In 4 career starts against the Yankees, Manaea has been solid: a 3.65 ERA in 24.2 IP, with 8 BB and 24 K. I may be way off on this one, but my gut says that if Oakland draws the Yanks in the first round, they will roll with Luzardo-Bassitt-Manaea.
The Twins prefer LHPs (.253/.312/.386, .698 OPS) to RHPs (.237/.299/.383, 682 OPS). With Montas being such a roll of the dice, I wonder if this matchup is Fiers’ best chance to be included.
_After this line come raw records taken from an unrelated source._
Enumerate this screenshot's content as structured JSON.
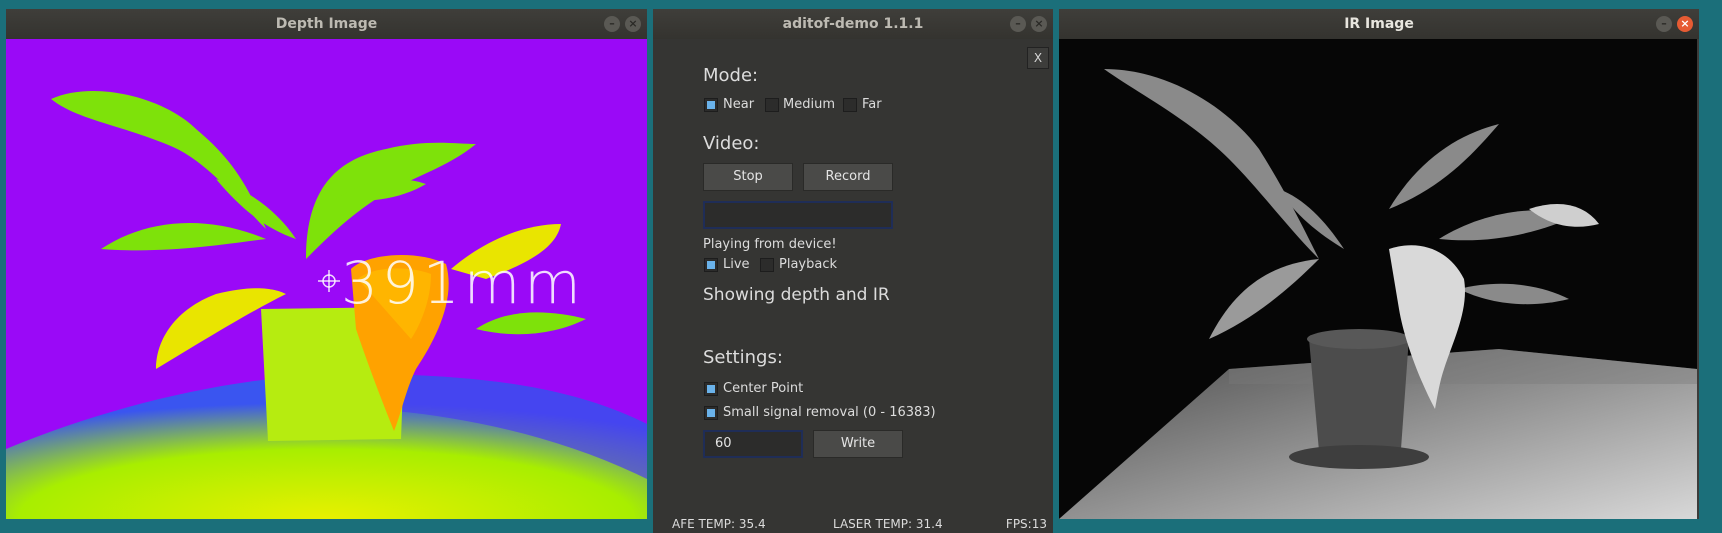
{
  "depth_window": {
    "title": "Depth Image",
    "readout": "391mm"
  },
  "demo_window": {
    "title": "aditof-demo 1.1.1",
    "close_label": "X",
    "mode": {
      "heading": "Mode:",
      "options": [
        {
          "label": "Near",
          "checked": true
        },
        {
          "label": "Medium",
          "checked": false
        },
        {
          "label": "Far",
          "checked": false
        }
      ]
    },
    "video": {
      "heading": "Video:",
      "stop_label": "Stop",
      "record_label": "Record",
      "filename_value": "",
      "playing_status": "Playing from device!",
      "live_label": "Live",
      "playback_label": "Playback",
      "showing_status": "Showing depth and IR"
    },
    "settings": {
      "heading": "Settings:",
      "center_point_label": "Center Point",
      "small_signal_label": "Small signal removal (0 - 16383)",
      "threshold_value": "60",
      "write_label": "Write"
    },
    "status_bar": {
      "afe_temp": "AFE TEMP: 35.4",
      "laser_temp": "LASER TEMP: 31.4",
      "fps": "FPS:13"
    }
  },
  "ir_window": {
    "title": "IR Image"
  },
  "colors": {
    "desktop": "#1b6f7a",
    "depth_background": "#9a09f7",
    "checkbox_accent": "#6ab2ea",
    "titlebar_close_red": "#e65b33"
  },
  "icons": [
    "minimize-icon",
    "close-icon",
    "crosshair-icon"
  ]
}
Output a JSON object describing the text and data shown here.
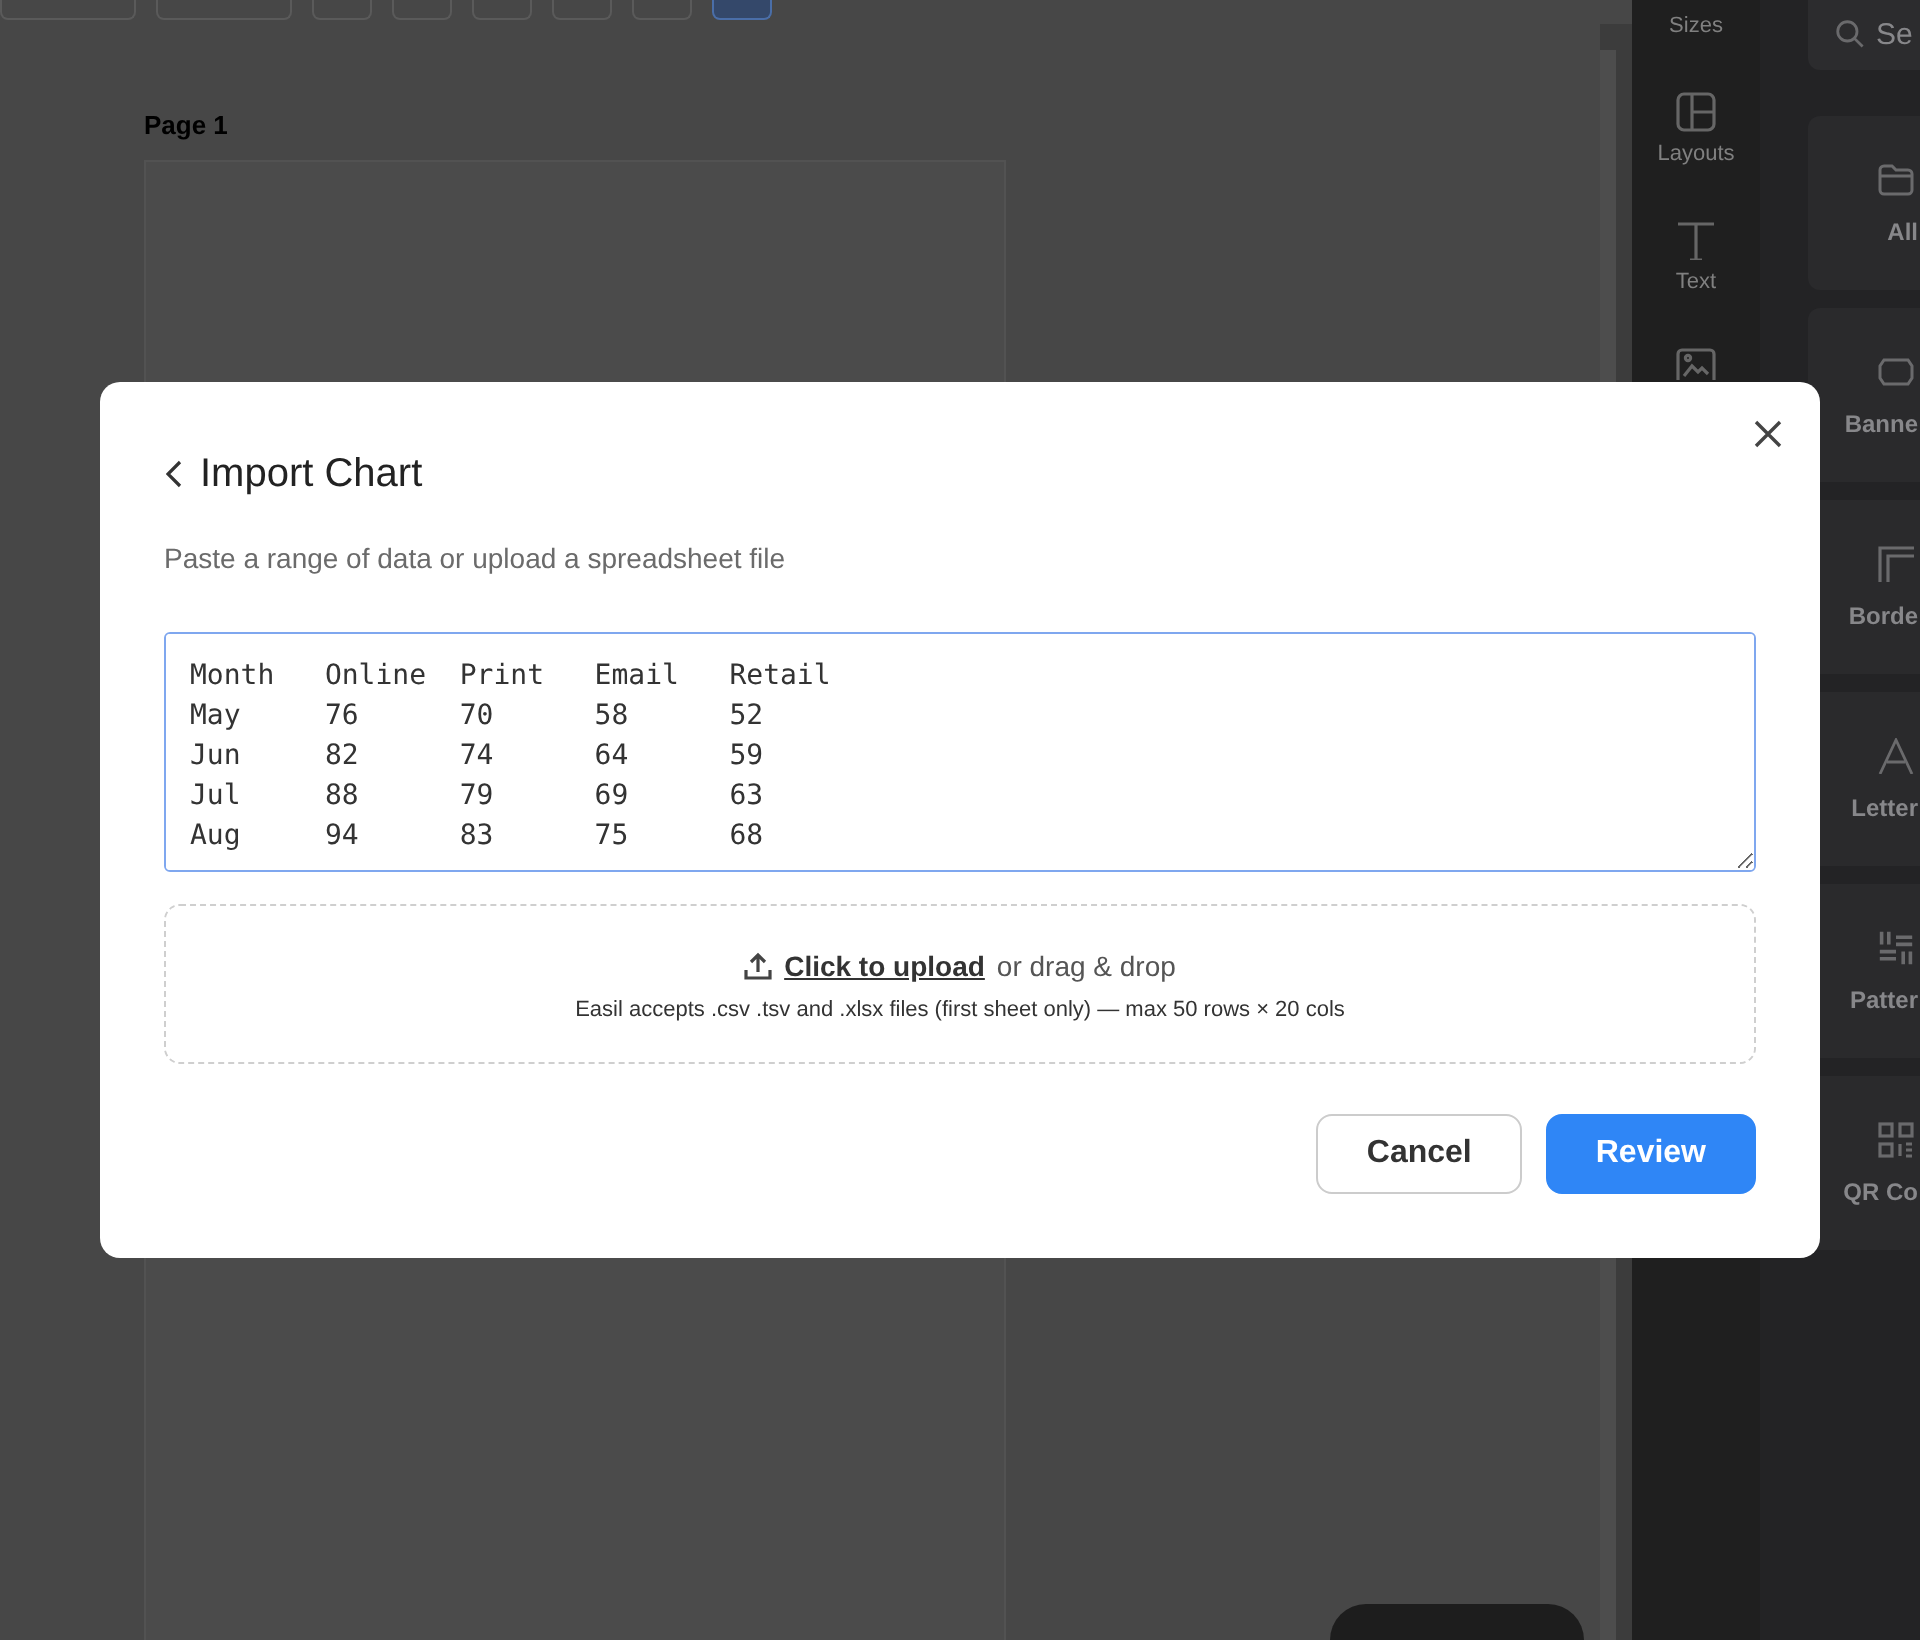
{
  "toolbar": {
    "buttons": [
      {
        "kind": "dropdown",
        "selected": false
      },
      {
        "kind": "dropdown",
        "selected": false
      },
      {
        "kind": "icon",
        "selected": false
      },
      {
        "kind": "icon",
        "selected": false
      },
      {
        "kind": "icon",
        "selected": false
      },
      {
        "kind": "icon",
        "selected": false
      },
      {
        "kind": "icon",
        "selected": false
      },
      {
        "kind": "icon",
        "selected": true
      }
    ]
  },
  "canvas": {
    "page_label": "Page 1"
  },
  "rail": {
    "items": [
      {
        "kind": "label_only",
        "label": "Sizes"
      },
      {
        "kind": "icon_label",
        "label": "Layouts"
      },
      {
        "kind": "icon_label",
        "label": "Text"
      },
      {
        "kind": "icon_only"
      }
    ]
  },
  "panel": {
    "search": {
      "placeholder": "Se"
    },
    "cards": [
      {
        "label": "All"
      },
      {
        "label": "Banne"
      },
      {
        "label": "Borde"
      },
      {
        "label": "Letter"
      },
      {
        "label": "Patter"
      },
      {
        "label": "QR Co"
      }
    ]
  },
  "dialog": {
    "title": "Import Chart",
    "subtitle": "Paste a range of data or upload a spreadsheet file",
    "data_field": {
      "value": "Month\tOnline\tPrint\tEmail\tRetail\nMay\t76\t70\t58\t52\nJun\t82\t74\t64\t59\nJul\t88\t79\t69\t63\nAug\t94\t83\t75\t68",
      "focused": true
    },
    "upload": {
      "link": "Click to upload",
      "text": "or drag & drop",
      "note": "Easil accepts .csv .tsv and .xlsx files (first sheet only) — max 50 rows × 20 cols"
    },
    "buttons": [
      {
        "label": "Cancel",
        "kind": "secondary"
      },
      {
        "label": "Review",
        "kind": "primary"
      }
    ]
  }
}
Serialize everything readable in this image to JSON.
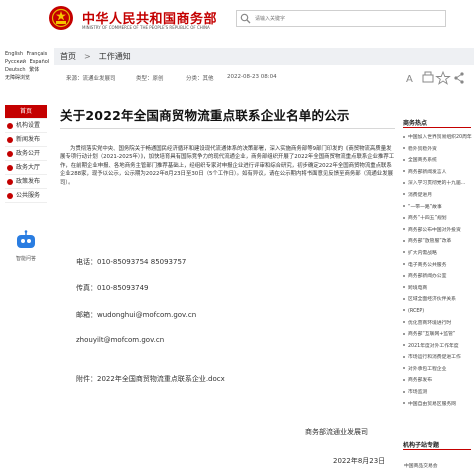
{
  "header": {
    "site_title_cn": "中华人民共和国商务部",
    "site_title_en": "MINISTRY OF COMMERCE OF THE PEOPLE'S REPUBLIC OF CHINA",
    "search_placeholder": "请输入关键字",
    "brand_color": "#c40000"
  },
  "languages": [
    "English",
    "Français",
    "Русский",
    "Español",
    "Deutsch",
    "繁体",
    "无障碍浏览"
  ],
  "nav": [
    {
      "label": "首页",
      "active": true
    },
    {
      "label": "机构设置",
      "active": false
    },
    {
      "label": "新闻发布",
      "active": false
    },
    {
      "label": "政务公开",
      "active": false
    },
    {
      "label": "政务大厅",
      "active": false
    },
    {
      "label": "政策发布",
      "active": false
    },
    {
      "label": "公共服务",
      "active": false
    }
  ],
  "robot_label": "智能问答",
  "breadcrumb": {
    "home": "首页",
    "separator": ">",
    "current": "工作通知"
  },
  "meta": {
    "source": "来源：流通业发展司",
    "category": "类型：原创",
    "classification": "分类：其他",
    "date": "2022-08-23 08:04"
  },
  "article": {
    "title": "关于2022年全国商贸物流重点联系企业名单的公示",
    "paragraph1": "为贯彻落实党中央、国务院关于畅通国民经济循环和建设现代流通体系的决策部署，深入实施商务部等9部门印发的《商贸物流高质量发展专项行动计划（2021-2025年）》，加快培育具有国际竞争力的现代流通企业，商务部组织开展了2022年全国商贸物流重点联系企业推荐工作，在前期企业申报、各地商务主管部门推荐基础上，经组织专家对申报企业进行评审和综合研究，初步确定2022年全国商贸物流重点联系企业288家，现予以公示，公示期为2022年8月23日至30日（5个工作日）。如有异议，请在公示期内将书面意见反馈至商务部（流通业发展司）。",
    "phone_label": "电话：",
    "phone": "010-85093754 85093757",
    "fax_label": "传真：",
    "fax": "010-85093749",
    "email_label": "邮箱：",
    "email1": "wudonghui@mofcom.gov.cn",
    "email2": "zhouyilt@mofcom.gov.cn",
    "attachment_label": "附件：",
    "attachment": "2022年全国商贸物流重点联系企业.docx",
    "signer": "商务部流通业发展司",
    "sign_date": "2022年8月23日"
  },
  "aside": {
    "hot_title": "商务热点",
    "hot_items": [
      "中国加入世界贸易组织20周年",
      "稳外贸稳外资",
      "全国商务系统",
      "商务部新闻发言人",
      "深入学习贯彻党的十九届...",
      "消费促进月",
      "“一带一路”故事",
      "商务“十四五”规划",
      "商务部公布中国对外投资",
      "商务部“放管服”改革",
      "扩大内需战略",
      "电子商务公共服务",
      "商务部新闻办公室",
      "跨境电商",
      "区域全面经济伙伴关系",
      "(RCEP)",
      "优化营商环境进行时",
      "商务部“互联网+监管”",
      "2021年度对外工作年度",
      "市场运行和消费促进工作",
      "对外承包工程企业",
      "商务部发布",
      "市场监测",
      "中国自由贸易区服务网"
    ],
    "sub_title": "机构子站专题",
    "bottom_item": "中国商品交易会"
  }
}
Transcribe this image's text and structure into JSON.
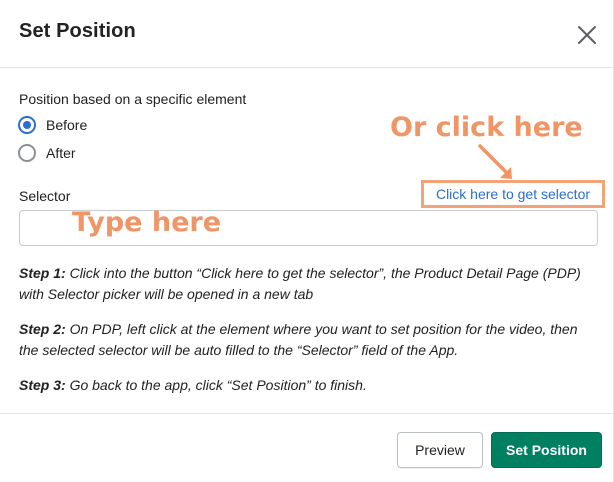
{
  "modal": {
    "title": "Set Position",
    "close_icon": "close-icon"
  },
  "position": {
    "label": "Position based on a specific element",
    "options": [
      {
        "label": "Before",
        "checked": true
      },
      {
        "label": "After",
        "checked": false
      }
    ]
  },
  "selector": {
    "label": "Selector",
    "link_text": "Click here to get selector",
    "value": "",
    "placeholder": ""
  },
  "annotations": {
    "click_hint": "Or click here",
    "type_hint": "Type here",
    "color": "#ef9566"
  },
  "steps": [
    {
      "prefix": "Step 1:",
      "text": " Click into the button “Click here to get the selector”, the Product Detail Page (PDP) with Selector picker will be opened in a new tab"
    },
    {
      "prefix": "Step 2:",
      "text": " On PDP, left click at the element where you want to set position for the video, then the selected selector will be auto filled to the “Selector” field of the App."
    },
    {
      "prefix": "Step 3:",
      "text": " Go back to the app, click “Set Position” to finish."
    }
  ],
  "footer": {
    "preview_label": "Preview",
    "primary_label": "Set Position"
  },
  "colors": {
    "primary": "#008060",
    "link": "#2c6ecb",
    "radio_checked": "#2c6ecb",
    "highlight_box": "#f2a377"
  }
}
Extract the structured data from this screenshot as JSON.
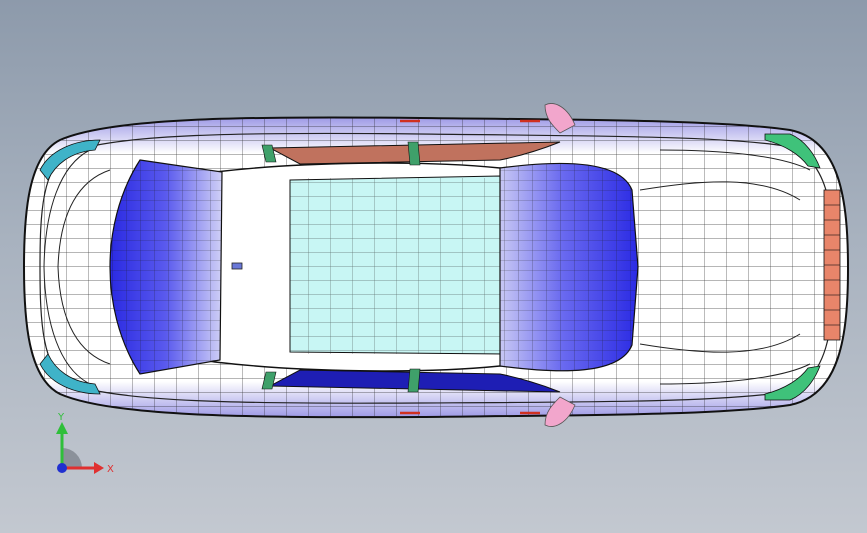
{
  "viewport": {
    "background_top": "#8d9aab",
    "background_bottom": "#c3c8d0"
  },
  "model": {
    "subject": "car-body-surface-mesh",
    "view": "top",
    "colors": {
      "body": "#ffffff",
      "mesh_line": "#1a1a1a",
      "windshield": "#2f2fe6",
      "rear_window": "#3434e8",
      "sunroof": "#c8f6f4",
      "side_window_left": "#c0725e",
      "side_window_right": "#1e1eb4",
      "mirror": "#f2a6cc",
      "light_teal": "#3fb3c8",
      "light_green": "#3fc27a",
      "tail_light": "#e8856a",
      "edge_shade": "#b8b6ee"
    }
  },
  "triad": {
    "y_label": "Y",
    "x_label": "X",
    "y_color": "#2fbf3a",
    "x_color": "#e03030",
    "origin_color": "#2030d0"
  }
}
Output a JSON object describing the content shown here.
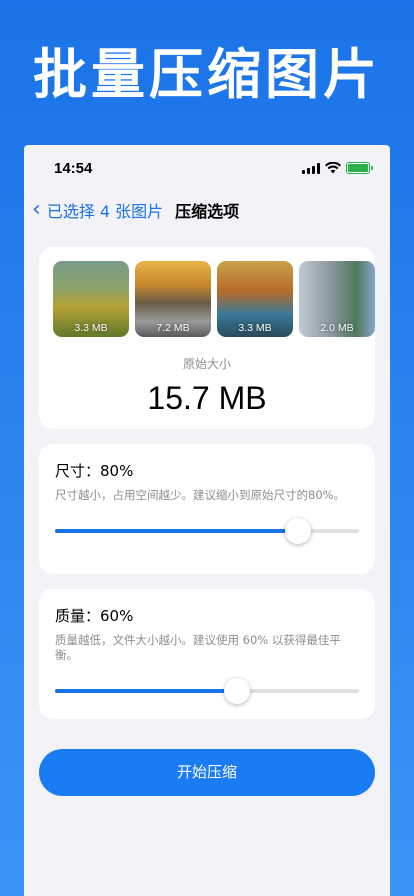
{
  "promo": {
    "title": "批量压缩图片"
  },
  "status_bar": {
    "time": "14:54"
  },
  "nav": {
    "back_label": "已选择 4 张图片",
    "title": "压缩选项"
  },
  "images": {
    "thumbnails": [
      {
        "size": "3.3 MB"
      },
      {
        "size": "7.2 MB"
      },
      {
        "size": "3.3 MB"
      },
      {
        "size": "2.0 MB"
      }
    ],
    "original_label": "原始大小",
    "original_value": "15.7 MB"
  },
  "size_setting": {
    "title": "尺寸：80%",
    "description": "尺寸越小，占用空间越少。建议缩小到原始尺寸的80%。",
    "value": 0.8
  },
  "quality_setting": {
    "title": "质量：60%",
    "description": "质量越低，文件大小越小。建议使用 60% 以获得最佳平衡。",
    "value": 0.6
  },
  "start_button": {
    "label": "开始压缩"
  },
  "colors": {
    "accent": "#1a73e8",
    "battery": "#2bb24c"
  }
}
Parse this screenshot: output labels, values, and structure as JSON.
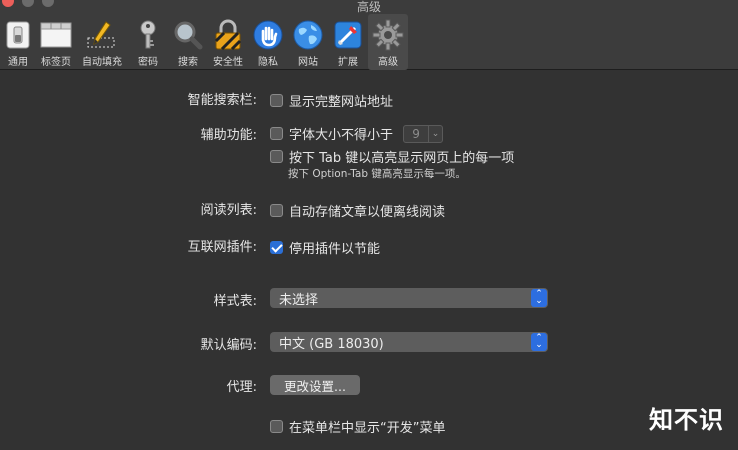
{
  "window": {
    "title": "高级"
  },
  "toolbar": {
    "items": [
      {
        "label": "通用",
        "icon": "general-switch-icon"
      },
      {
        "label": "标签页",
        "icon": "tabs-icon"
      },
      {
        "label": "自动填充",
        "icon": "autofill-pencil-icon"
      },
      {
        "label": "密码",
        "icon": "key-icon"
      },
      {
        "label": "搜索",
        "icon": "magnifier-icon"
      },
      {
        "label": "安全性",
        "icon": "lock-icon"
      },
      {
        "label": "隐私",
        "icon": "hand-icon"
      },
      {
        "label": "网站",
        "icon": "globe-icon"
      },
      {
        "label": "扩展",
        "icon": "puzzle-icon"
      },
      {
        "label": "高级",
        "icon": "gear-icon",
        "selected": true
      }
    ]
  },
  "settings": {
    "smart_search": {
      "label": "智能搜索栏:",
      "option": "显示完整网站地址",
      "checked": false
    },
    "accessibility": {
      "label": "辅助功能:",
      "min_font_option": "字体大小不得小于",
      "min_font_value": "9",
      "tab_option": "按下 Tab 键以高亮显示网页上的每一项",
      "tab_note": "按下 Option-Tab 键高亮显示每一项。"
    },
    "reading_list": {
      "label": "阅读列表:",
      "option": "自动存储文章以便离线阅读",
      "checked": false
    },
    "plugins": {
      "label": "互联网插件:",
      "option": "停用插件以节能",
      "checked": true
    },
    "stylesheet": {
      "label": "样式表:",
      "value": "未选择"
    },
    "encoding": {
      "label": "默认编码:",
      "value": "中文 (GB 18030)"
    },
    "proxy": {
      "label": "代理:",
      "button": "更改设置..."
    },
    "develop": {
      "option": "在菜单栏中显示“开发”菜单",
      "checked": false
    }
  },
  "watermark": "知不识",
  "colors": {
    "accent": "#2b6fd6",
    "background": "#323232"
  }
}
Might the A’s go Fiers-Luzardo-Bassitt, fully leveraging two pitchers who have turned the Coliseum mound into a “Celebration”?
The A’s weren’t willing to risk Fiers in a one-game showdown, but possibly in a 3-game series they would take his predictability over what is behind Montas’ door #2. I could honestly make a case for any of Manaea (my choice), Montas, or Fiers, but I am going to suggest that is the one opponent that could open the door for Fiers to earn a post-season start in the only chance for Oakland to pitch him at the Coliseum, where his fly ball/pop fly tendencies play well. Fiers-Luzardo-Bassitt, maybe with Fiers asked to go just 5 IP ahead of Petit, Diekman, and Hendriks.
If the A’s rally to land the #1 seed, they could see Cleveland or Toronto.
The most dramatic L/R splits belong to Cleveland, which boasts a .271/.331/.429, .762 OPS line against LHPs but bats just .244/.307/.405, .712 OPS against RHPs. That might legitimately keep Manaea out of the mix, just as their strong slugging might scare the A’s away from Fiers.
I will predict this matchup would yield a rotation of Bassitt-Luzardo-Montas.
Finally a team with weaker numbers against LHPs! The Blue Jays bat just .241/.293/.383, .676 OPS against southpaws vs. a far superior .254/.314/.422, .736 OPS against RHPs.
This makes for a simpler call of Luzardo-Bassitt-Manaea in a showdown against the Candian team from Buffalo.
Knowing how my predictions and $4.50 can get you a latte, you should fully expect the actual first round rotation to be Mike Minor, Daniel Mengden, and a bullpen game, but feel free to add your thoughts, agreements/disagreements, and predictions to the thread! Some possible areas to cover in your comments:
- Do you agree with the premise that Bassitt and Luzardo are now locks?
- Do you think L/R split considerations will factor into the decision making?
- Do you think who the opponent is will factor significantly into who starts?
- Who do you see getting the ball and why?
- Does Cindi’s Bananas Foster Care really taste that bad? (It does)